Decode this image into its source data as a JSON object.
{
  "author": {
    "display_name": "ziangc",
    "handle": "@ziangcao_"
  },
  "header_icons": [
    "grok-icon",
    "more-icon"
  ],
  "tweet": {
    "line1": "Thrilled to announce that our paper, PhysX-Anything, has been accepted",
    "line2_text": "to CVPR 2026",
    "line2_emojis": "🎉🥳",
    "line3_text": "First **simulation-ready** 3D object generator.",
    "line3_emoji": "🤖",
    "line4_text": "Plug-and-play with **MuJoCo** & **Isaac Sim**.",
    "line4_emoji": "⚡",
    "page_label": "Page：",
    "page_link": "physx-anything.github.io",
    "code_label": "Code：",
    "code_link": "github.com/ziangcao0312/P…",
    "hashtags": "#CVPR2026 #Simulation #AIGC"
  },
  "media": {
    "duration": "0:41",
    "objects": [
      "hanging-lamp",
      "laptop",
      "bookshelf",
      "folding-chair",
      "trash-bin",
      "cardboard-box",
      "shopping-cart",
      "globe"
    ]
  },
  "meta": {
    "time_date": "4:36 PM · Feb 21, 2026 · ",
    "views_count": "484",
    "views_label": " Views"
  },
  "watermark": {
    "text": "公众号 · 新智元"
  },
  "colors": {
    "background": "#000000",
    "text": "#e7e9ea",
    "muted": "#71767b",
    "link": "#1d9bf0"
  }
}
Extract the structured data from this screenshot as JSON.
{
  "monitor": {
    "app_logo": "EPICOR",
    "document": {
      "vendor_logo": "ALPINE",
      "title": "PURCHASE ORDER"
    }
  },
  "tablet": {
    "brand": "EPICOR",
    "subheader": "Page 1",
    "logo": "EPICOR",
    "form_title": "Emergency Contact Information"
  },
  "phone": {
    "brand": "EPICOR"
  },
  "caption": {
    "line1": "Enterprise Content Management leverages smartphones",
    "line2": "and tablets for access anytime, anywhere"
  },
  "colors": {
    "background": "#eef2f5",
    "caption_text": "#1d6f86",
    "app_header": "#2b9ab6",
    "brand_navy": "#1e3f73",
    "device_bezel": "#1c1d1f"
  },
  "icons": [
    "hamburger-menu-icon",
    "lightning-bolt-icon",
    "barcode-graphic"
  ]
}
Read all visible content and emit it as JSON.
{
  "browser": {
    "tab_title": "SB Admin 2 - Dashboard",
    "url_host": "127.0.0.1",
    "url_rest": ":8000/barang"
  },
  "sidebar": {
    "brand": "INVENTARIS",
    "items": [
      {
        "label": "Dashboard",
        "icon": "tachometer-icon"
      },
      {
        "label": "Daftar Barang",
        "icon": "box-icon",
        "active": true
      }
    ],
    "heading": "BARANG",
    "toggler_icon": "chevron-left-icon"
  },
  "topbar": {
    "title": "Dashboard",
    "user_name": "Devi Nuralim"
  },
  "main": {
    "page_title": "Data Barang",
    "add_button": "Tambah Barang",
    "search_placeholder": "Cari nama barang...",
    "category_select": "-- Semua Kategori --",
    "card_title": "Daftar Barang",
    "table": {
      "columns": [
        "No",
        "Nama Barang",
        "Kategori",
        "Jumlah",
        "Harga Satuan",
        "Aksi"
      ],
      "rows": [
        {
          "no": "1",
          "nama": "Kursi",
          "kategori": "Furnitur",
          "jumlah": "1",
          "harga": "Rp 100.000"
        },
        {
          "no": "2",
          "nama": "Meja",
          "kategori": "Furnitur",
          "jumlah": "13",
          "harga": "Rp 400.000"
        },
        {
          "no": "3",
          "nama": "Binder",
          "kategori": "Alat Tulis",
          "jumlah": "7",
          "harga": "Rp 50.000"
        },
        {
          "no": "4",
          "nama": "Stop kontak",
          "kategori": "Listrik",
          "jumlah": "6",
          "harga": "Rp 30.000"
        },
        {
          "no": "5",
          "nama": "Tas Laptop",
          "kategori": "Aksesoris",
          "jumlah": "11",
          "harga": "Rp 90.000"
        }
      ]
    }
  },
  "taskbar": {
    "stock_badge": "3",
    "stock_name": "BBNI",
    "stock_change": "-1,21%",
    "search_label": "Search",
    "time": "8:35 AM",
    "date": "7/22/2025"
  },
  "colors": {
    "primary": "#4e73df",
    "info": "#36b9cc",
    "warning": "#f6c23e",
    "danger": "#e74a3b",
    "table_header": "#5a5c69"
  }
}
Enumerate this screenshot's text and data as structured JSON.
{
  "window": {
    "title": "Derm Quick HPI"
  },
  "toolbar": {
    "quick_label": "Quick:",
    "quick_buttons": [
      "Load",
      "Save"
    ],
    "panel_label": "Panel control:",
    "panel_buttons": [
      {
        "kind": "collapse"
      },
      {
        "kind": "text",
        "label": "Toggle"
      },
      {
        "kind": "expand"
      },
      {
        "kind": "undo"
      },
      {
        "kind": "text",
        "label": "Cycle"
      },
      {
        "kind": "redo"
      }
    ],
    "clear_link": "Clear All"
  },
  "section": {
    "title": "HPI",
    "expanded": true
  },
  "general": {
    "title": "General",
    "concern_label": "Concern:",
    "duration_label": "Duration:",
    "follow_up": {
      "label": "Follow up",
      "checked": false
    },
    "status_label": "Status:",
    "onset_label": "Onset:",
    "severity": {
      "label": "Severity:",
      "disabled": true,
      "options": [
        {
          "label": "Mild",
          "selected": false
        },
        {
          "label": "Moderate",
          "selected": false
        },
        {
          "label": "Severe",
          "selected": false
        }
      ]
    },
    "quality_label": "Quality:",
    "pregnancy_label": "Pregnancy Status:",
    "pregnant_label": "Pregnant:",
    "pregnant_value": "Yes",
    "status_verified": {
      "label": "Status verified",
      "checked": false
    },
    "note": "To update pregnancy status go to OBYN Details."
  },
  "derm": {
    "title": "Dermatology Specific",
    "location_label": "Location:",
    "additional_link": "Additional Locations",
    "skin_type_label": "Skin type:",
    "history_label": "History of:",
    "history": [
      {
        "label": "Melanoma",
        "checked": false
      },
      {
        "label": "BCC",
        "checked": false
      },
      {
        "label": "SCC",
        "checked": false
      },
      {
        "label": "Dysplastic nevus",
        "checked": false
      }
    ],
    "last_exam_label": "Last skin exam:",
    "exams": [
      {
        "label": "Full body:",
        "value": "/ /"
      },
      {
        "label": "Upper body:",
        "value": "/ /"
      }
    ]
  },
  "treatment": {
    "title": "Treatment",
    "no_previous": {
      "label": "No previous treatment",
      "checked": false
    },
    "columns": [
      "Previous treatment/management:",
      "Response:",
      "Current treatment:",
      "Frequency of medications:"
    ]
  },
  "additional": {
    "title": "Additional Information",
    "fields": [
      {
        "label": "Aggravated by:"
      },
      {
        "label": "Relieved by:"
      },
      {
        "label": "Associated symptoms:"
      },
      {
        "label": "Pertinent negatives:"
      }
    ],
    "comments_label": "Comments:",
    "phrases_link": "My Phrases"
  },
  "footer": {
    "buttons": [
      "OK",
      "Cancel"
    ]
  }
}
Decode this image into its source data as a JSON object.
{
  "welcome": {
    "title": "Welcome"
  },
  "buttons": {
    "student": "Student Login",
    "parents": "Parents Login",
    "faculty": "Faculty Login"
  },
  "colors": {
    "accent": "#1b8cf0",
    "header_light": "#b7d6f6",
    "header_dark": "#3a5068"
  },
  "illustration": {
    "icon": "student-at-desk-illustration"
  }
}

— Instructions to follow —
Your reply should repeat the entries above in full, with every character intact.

— Exercise result —
Decode this image into its source data as a JSON object.
{
  "author": {
    "display_name": "ziangc",
    "handle": "@ziangcao_"
  },
  "header_icons": [
    "grok-icon",
    "more-icon"
  ],
  "tweet": {
    "line1": "Thrilled to announce that our paper, PhysX-Anything, has been accepted",
    "line2_text": "to CVPR 2026",
    "line2_emojis": "🎉🥳",
    "line3_text": "First **simulation-ready** 3D object generator.",
    "line3_emoji": "🤖",
    "line4_text": "Plug-and-play with **MuJoCo** & **Isaac Sim**.",
    "line4_emoji": "⚡",
    "page_label": "Page：",
    "page_link": "physx-anything.github.io",
    "code_label": "Code：",
    "code_link": "github.com/ziangcao0312/P…",
    "hashtags": "#CVPR2026 #Simulation #AIGC"
  },
  "media": {
    "duration": "0:41",
    "objects": [
      "hanging-lamp",
      "laptop",
      "bookshelf",
      "folding-chair",
      "trash-bin",
      "cardboard-box",
      "shopping-cart",
      "globe"
    ]
  },
  "meta": {
    "time_date": "4:36 PM · Feb 21, 2026 · ",
    "views_count": "484",
    "views_label": " Views"
  },
  "watermark": {
    "text": "公众号 · 新智元"
  },
  "colors": {
    "background": "#000000",
    "text": "#e7e9ea",
    "muted": "#71767b",
    "link": "#1d9bf0"
  }
}
Extract the structured data from this screenshot as JSON.
{
  "monitor": {
    "app_logo": "EPICOR",
    "document": {
      "vendor_logo": "ALPINE",
      "title": "PURCHASE ORDER"
    }
  },
  "tablet": {
    "brand": "EPICOR",
    "subheader": "Page 1",
    "logo": "EPICOR",
    "form_title": "Emergency Contact Information"
  },
  "phone": {
    "brand": "EPICOR"
  },
  "caption": {
    "line1": "Enterprise Content Management leverages smartphones",
    "line2": "and tablets for access anytime, anywhere"
  },
  "colors": {
    "background": "#eef2f5",
    "caption_text": "#1d6f86",
    "app_header": "#2b9ab6",
    "brand_navy": "#1e3f73",
    "device_bezel": "#1c1d1f"
  },
  "icons": [
    "hamburger-menu-icon",
    "lightning-bolt-icon",
    "barcode-graphic"
  ]
}
Read all visible content and emit it as JSON.
{
  "browser": {
    "tab_title": "SB Admin 2 - Dashboard",
    "url_host": "127.0.0.1",
    "url_rest": ":8000/barang"
  },
  "sidebar": {
    "brand": "INVENTARIS",
    "items": [
      {
        "label": "Dashboard",
        "icon": "tachometer-icon"
      },
      {
        "label": "Daftar Barang",
        "icon": "box-icon",
        "active": true
      }
    ],
    "heading": "BARANG",
    "toggler_icon": "chevron-left-icon"
  },
  "topbar": {
    "title": "Dashboard",
    "user_name": "Devi Nuralim"
  },
  "main": {
    "page_title": "Data Barang",
    "add_button": "Tambah Barang",
    "search_placeholder": "Cari nama barang...",
    "category_select": "-- Semua Kategori --",
    "card_title": "Daftar Barang",
    "table": {
      "columns": [
        "No",
        "Nama Barang",
        "Kategori",
        "Jumlah",
        "Harga Satuan",
        "Aksi"
      ],
      "rows": [
        {
          "no": "1",
          "nama": "Kursi",
          "kategori": "Furnitur",
          "jumlah": "1",
          "harga": "Rp 100.000"
        },
        {
          "no": "2",
          "nama": "Meja",
          "kategori": "Furnitur",
          "jumlah": "13",
          "harga": "Rp 400.000"
        },
        {
          "no": "3",
          "nama": "Binder",
          "kategori": "Alat Tulis",
          "jumlah": "7",
          "harga": "Rp 50.000"
        },
        {
          "no": "4",
          "nama": "Stop kontak",
          "kategori": "Listrik",
          "jumlah": "6",
          "harga": "Rp 30.000"
        },
        {
          "no": "5",
          "nama": "Tas Laptop",
          "kategori": "Aksesoris",
          "jumlah": "11",
          "harga": "Rp 90.000"
        }
      ]
    }
  },
  "taskbar": {
    "stock_badge": "3",
    "stock_name": "BBNI",
    "stock_change": "-1,21%",
    "search_label": "Search",
    "time": "8:35 AM",
    "date": "7/22/2025"
  },
  "colors": {
    "primary": "#4e73df",
    "info": "#36b9cc",
    "warning": "#f6c23e",
    "danger": "#e74a3b",
    "table_header": "#5a5c69"
  }
}
Enumerate this screenshot's text and data as structured JSON.
{
  "window": {
    "title": "Derm Quick HPI"
  },
  "toolbar": {
    "quick_label": "Quick:",
    "quick_buttons": [
      "Load",
      "Save"
    ],
    "panel_label": "Panel control:",
    "panel_buttons": [
      {
        "kind": "collapse"
      },
      {
        "kind": "text",
        "label": "Toggle"
      },
      {
        "kind": "expand"
      },
      {
        "kind": "undo"
      },
      {
        "kind": "text",
        "label": "Cycle"
      },
      {
        "kind": "redo"
      }
    ],
    "clear_link": "Clear All"
  },
  "section": {
    "title": "HPI",
    "expanded": true
  },
  "general": {
    "title": "General",
    "concern_label": "Concern:",
    "duration_label": "Duration:",
    "follow_up": {
      "label": "Follow up",
      "checked": false
    },
    "status_label": "Status:",
    "onset_label": "Onset:",
    "severity": {
      "label": "Severity:",
      "disabled": true,
      "options": [
        {
          "label": "Mild",
          "selected": false
        },
        {
          "label": "Moderate",
          "selected": false
        },
        {
          "label": "Severe",
          "selected": false
        }
      ]
    },
    "quality_label": "Quality:",
    "pregnancy_label": "Pregnancy Status:",
    "pregnant_label": "Pregnant:",
    "pregnant_value": "Yes",
    "status_verified": {
      "label": "Status verified",
      "checked": false
    },
    "note": "To update pregnancy status go to OBYN Details."
  },
  "derm": {
    "title": "Dermatology Specific",
    "location_label": "Location:",
    "additional_link": "Additional Locations",
    "skin_type_label": "Skin type:",
    "history_label": "History of:",
    "history": [
      {
        "label": "Melanoma",
        "checked": false
      },
      {
        "label": "BCC",
        "checked": false
      },
      {
        "label": "SCC",
        "checked": false
      },
      {
        "label": "Dysplastic nevus",
        "checked": false
      }
    ],
    "last_exam_label": "Last skin exam:",
    "exams": [
      {
        "label": "Full body:",
        "value": "/ /"
      },
      {
        "label": "Upper body:",
        "value": "/ /"
      }
    ]
  },
  "treatment": {
    "title": "Treatment",
    "no_previous": {
      "label": "No previous treatment",
      "checked": false
    },
    "columns": [
      "Previous treatment/management:",
      "Response:",
      "Current treatment:",
      "Frequency of medications:"
    ]
  },
  "additional": {
    "title": "Additional Information",
    "fields": [
      {
        "label": "Aggravated by:"
      },
      {
        "label": "Relieved by:"
      },
      {
        "label": "Associated symptoms:"
      },
      {
        "label": "Pertinent negatives:"
      }
    ],
    "comments_label": "Comments:",
    "phrases_link": "My Phrases"
  },
  "footer": {
    "buttons": [
      "OK",
      "Cancel"
    ]
  }
}
Decode this image into its source data as a JSON object.
{
  "welcome": {
    "title": "Welcome"
  },
  "buttons": {
    "student": "Student Login",
    "parents": "Parents Login",
    "faculty": "Faculty Login"
  },
  "colors": {
    "accent": "#1b8cf0",
    "header_light": "#b7d6f6",
    "header_dark": "#3a5068"
  },
  "illustration": {
    "icon": "student-at-desk-illustration"
  }
}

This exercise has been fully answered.